Stephen Eastaugh’s new exhibition, Undersea Signs, is broken into a number of subject areas. The work is inspired by a range of subjects, including the artist’s personal experiences and observations, and socio/geopolitical events. In its gentle, unassuming way, the work deals with the large, thorny questions about our shared humanity, in all its hope and glory; wonder and darkness; richness and tawdriness. And this is all mediated through the artist’s exceptional visual inventiveness, which positions him as one of the more remarkable Australian artists of his generation.
Eastaugh is an inveterate, constant roamer of the planet, having trekked across every continent over the past decades; sometimes just passing through, sometimes settling in for a time, before rolling on again, as the mood takes him. Often, his work is replete with references to his wanderings.
Several series within this exhibition have been made using pearl shells as a base, so that a poetic connection to the ocean is made. Inevitably, the dreamlike romance, history and mythology of the sea is evoked for the viewer, even before she or he begins to decipher the imagery etched upon the beautiful natural forms. The scraped and blackened lines may suggest ethnographic pictograms, or historic scrimshaw work, but we are entirely in Eastaugh’s universe, with its own order.

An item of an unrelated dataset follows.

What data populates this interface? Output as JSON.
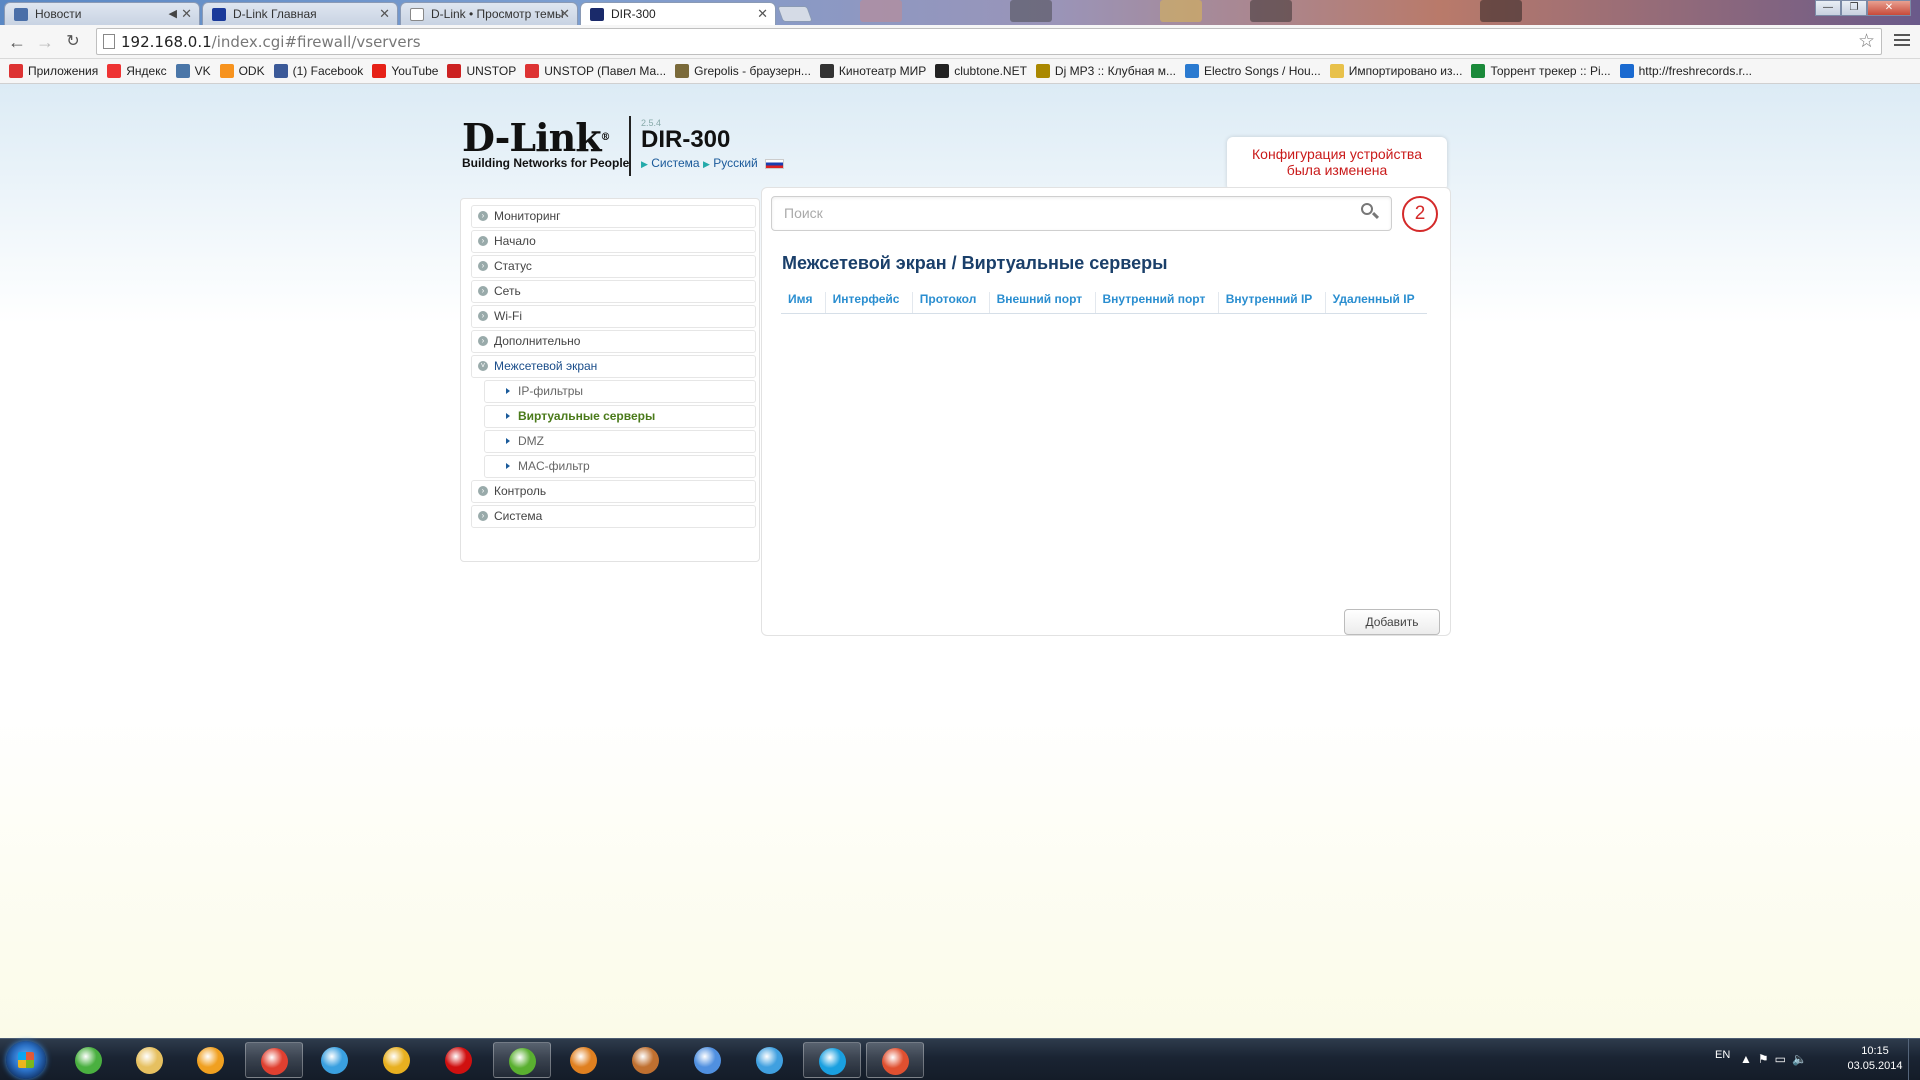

In the series, Nature Morte / Aqua Vita (Mini Bar), the artist references a constantly recurring object in all of our travels – the miniature mini-bar bottle. Eastaugh states that these works are his “toast to life, death and liquid in all flavours.”
Farnear (Sign, Vehicle, Heart, River), are four works which evoke the bittersweet situation of separation through distance. Referencing the subtitles, Eastaugh states: “Heading off in search of some place not even signposted, in a strange vehicle, following a river, with my heart pumping due to excitement, or longing, or both. Distances have shrunk in terms of travel time, and connectivity is much stronger than it was in the past, but this feeling of Far-near is never really far away.”
S.W.A.T.T. (Scholarly Weapon and Tactic Toys), comprises nine pieces depicting damaged soft toys in various stages of decrepitude. “Perhaps they have been torn apart from too much love,” Eastaugh suggests, “or perhaps they have had explosives hidden inside them.” Once more, the works are on pearl shells. The artist states that he has “inserted images and ideas” into the shells, “similar to a pearl technician who inserts an irritating pebble into a shell to eventually help create something positive.”
During Eastaugh’s time working on a Russian ice-breaker, as it ploughed its way to the North Pole, he became keenly aware of the international scramble for submarine land grabs under the Arctic Ocean. The artist believes that “international battles over the ownership of underwater zones will become more heated in the future.” In the series Undersea Signs, which explores these ideas, Eastaugh explains: “My signs are black and unsigned but, nevertheless, they are markers. Pointing us to where, I ask?”